** The data follows **

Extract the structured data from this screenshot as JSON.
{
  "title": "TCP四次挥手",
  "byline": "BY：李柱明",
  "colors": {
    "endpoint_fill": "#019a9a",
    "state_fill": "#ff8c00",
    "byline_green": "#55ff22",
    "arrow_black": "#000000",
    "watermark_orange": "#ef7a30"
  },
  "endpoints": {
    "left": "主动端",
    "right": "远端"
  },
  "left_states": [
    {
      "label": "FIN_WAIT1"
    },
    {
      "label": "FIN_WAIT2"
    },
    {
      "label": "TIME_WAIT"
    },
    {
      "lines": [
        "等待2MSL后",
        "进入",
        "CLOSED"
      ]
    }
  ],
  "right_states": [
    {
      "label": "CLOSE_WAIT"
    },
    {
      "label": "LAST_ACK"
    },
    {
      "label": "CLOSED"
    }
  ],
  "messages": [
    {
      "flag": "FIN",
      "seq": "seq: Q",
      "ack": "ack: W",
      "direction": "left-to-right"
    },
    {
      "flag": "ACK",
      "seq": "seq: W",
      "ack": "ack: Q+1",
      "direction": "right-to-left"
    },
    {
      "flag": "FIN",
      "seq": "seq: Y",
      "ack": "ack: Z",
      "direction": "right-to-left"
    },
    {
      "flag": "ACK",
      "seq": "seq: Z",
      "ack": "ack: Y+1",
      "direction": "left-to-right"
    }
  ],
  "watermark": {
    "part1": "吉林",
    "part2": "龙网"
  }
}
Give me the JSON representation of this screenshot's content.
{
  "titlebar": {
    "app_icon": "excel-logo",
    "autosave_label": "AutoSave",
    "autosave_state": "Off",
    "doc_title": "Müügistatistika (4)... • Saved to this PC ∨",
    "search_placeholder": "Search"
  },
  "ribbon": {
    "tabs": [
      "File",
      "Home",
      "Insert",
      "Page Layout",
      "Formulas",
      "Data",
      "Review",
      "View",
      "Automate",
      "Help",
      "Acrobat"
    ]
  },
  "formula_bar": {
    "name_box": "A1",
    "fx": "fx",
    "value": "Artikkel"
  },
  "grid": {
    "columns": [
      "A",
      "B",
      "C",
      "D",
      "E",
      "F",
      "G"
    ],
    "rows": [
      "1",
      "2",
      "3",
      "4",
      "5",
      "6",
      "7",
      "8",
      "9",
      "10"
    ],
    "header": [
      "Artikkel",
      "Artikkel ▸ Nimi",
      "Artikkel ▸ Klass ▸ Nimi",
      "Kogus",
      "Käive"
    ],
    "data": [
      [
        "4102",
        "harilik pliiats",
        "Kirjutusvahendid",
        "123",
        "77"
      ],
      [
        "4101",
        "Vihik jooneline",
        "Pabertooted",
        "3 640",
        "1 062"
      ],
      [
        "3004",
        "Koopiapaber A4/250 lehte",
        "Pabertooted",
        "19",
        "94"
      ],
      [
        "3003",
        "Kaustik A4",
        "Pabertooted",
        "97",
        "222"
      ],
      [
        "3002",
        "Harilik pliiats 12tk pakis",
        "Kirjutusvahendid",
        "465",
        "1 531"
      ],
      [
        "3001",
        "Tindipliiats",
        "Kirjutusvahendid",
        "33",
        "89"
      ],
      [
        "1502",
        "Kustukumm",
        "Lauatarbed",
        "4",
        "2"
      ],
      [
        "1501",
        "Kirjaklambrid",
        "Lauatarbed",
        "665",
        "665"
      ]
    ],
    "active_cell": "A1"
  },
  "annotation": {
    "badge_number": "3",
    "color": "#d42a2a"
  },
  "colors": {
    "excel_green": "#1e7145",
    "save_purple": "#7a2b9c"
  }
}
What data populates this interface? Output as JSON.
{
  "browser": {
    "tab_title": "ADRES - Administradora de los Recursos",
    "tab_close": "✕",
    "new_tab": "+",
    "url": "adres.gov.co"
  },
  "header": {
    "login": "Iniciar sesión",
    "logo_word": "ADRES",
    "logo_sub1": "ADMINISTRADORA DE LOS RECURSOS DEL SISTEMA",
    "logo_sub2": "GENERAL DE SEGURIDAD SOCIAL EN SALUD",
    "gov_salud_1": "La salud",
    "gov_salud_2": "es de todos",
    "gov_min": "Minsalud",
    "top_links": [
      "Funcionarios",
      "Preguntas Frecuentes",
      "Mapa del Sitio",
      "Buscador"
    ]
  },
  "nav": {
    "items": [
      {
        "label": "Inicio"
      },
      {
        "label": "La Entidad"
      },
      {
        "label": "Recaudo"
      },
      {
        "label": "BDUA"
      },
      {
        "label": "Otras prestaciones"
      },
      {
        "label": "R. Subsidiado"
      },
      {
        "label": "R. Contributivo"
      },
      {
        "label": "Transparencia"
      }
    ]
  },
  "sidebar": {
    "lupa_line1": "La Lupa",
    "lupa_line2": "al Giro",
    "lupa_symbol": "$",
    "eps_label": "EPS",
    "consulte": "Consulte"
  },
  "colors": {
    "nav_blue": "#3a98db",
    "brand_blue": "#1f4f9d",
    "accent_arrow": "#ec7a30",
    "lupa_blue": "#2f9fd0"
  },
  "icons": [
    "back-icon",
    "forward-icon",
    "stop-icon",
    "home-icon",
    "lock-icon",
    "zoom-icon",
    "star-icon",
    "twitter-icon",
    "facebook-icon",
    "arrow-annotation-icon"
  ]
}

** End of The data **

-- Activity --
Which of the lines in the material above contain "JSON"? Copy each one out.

-- Problem solution --
Extract the structured data from this screenshot as JSON.
Give me the JSON representation of this screenshot's content.
What data populates this interface? Output as JSON.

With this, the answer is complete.